If defector activity was the spark, the assault signals a new willingness by the regime to unleash more devastating force against the dissidents. The defectors, part of a force called the Free Syrian Army, have grown increasingly bold in attacks on the military and attempts to take overt control in pro-opposition areas. 

Khaldiyeh, a mainly Sunni neighborhood in the mixed city, took the brunt of the assault. Residents described a hellish night of ceaseless shelling that sent them fleeing to lower floors and basements of buildings. 

"We were sitting at home and the mortars just started slamming into buildings around us," said Mohammad, a Khaldiyeh resident. "There was nothing that prompted it, not even protests ... people are terrified today," he added by telephone. 

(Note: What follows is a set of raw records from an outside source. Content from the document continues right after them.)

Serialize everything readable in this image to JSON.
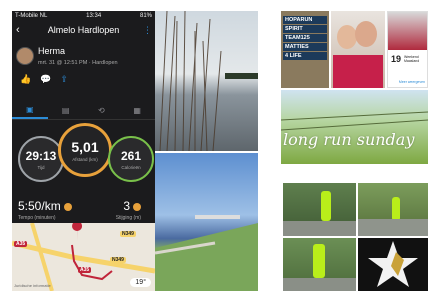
{
  "phone": {
    "status": {
      "carrier": "T-Mobile NL",
      "time": "13:34",
      "battery": "81%"
    },
    "title": "Almelo Hardlopen",
    "user": {
      "name": "Herma",
      "subtitle": "mrt. 31 @ 12:51 PM · Hardlopen"
    },
    "tabs": [
      {
        "label": "summary-tab"
      },
      {
        "label": "list-tab"
      },
      {
        "label": "loop-tab"
      },
      {
        "label": "chart-tab"
      }
    ],
    "stats": {
      "time": {
        "value": "29:13",
        "label": "Tijd"
      },
      "distance": {
        "value": "5,01",
        "label": "Afstand (km)"
      },
      "calories": {
        "value": "261",
        "label": "Calorieën"
      },
      "pace": {
        "value": "5:50/km",
        "label": "Tempo (minuten)"
      },
      "cadence": {
        "value": "3",
        "label": "Stijging (m)"
      }
    },
    "map": {
      "roads": [
        "A35",
        "N349",
        "N349",
        "A35"
      ],
      "temperature": "19°",
      "credit": "Juridische informatie"
    }
  },
  "collage": {
    "signs": [
      "HOPARUN",
      "SPIRIT",
      "TEAM125",
      "MATTIES",
      "4 LIFE"
    ],
    "card_number": "19",
    "card_title": "Weekend Maasland",
    "card_link": "Meer weergeven",
    "script_text": "long run sunday"
  },
  "colors": {
    "accent": "#2c8cd6",
    "distance_ring": "#e8a13b",
    "calorie_ring": "#79c04a",
    "time_ring": "#9ea3a8"
  }
}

Mohammad, who like other Syrians in Homs declined to be further identified, said the shelling started shortly before midnight and lasted until the early morning hours Saturday. He said residents were out Saturday inspecting the damage, looking for relatives. "It's a catastrophe, no other way to describe it." 

Online video by activists showed chaotic scenes in a makeshift clinic set up in what appeared to be a Khaldiyeh mosque, the room filled with wounded men with gashes and broken limbs being bandaged. Several dead bodies were shown. In another video, fire ravaged a house that had been shelled, as people poured water on the blaze. 

The videos could not be independently verified. 

The government denied the Homs bombardment and said corpses shown in videos were of people kidnapped by "terrorists" who filmed them to portray them as victims of alleged shelling. 

Two main opposition groups, the British-based Syrian Observatory for Human Rights and the Local Coordination Committees, said the death toll in Homs was more than 200 people and included women and children. More than half of the deaths -- about 140 -- were in Khaldiyeh, they said. 

The Syrian National Council, Syria's main opposition group, put the toll at more than 220. 

"This is the worst attack of the uprising, since the uprising began in March until now," said Rami Abdul-Rahman, the head of the Observatory, which tracks violence through contacts on the ground. 

Homs is a hotbed of dissent to Assad's regime and is known to shelter a large number of army defectors. Despite near daily regime raids and fighting, many parts of it remain outside of government control. 

Assad has tried to crush the revolt with a sweeping crackdown since March. But neither the government nor the protesters are backing down. The opposition, which began with peaceful protests, has turned more and more to arms, and the military and security forces have responded with progressively greater force. 

But the past weeks suggest the regime is moving to qualitiatively more powerful assaults. Last week, the military launched a heavy offensive in the suburbs east of Damascus after dissidents showed greater control there. Three days of fighting saw some of the highest daily death tolls of the uprising, until the regime appeared to silence the dissidents for now. 

The Associated Press contributed to this report.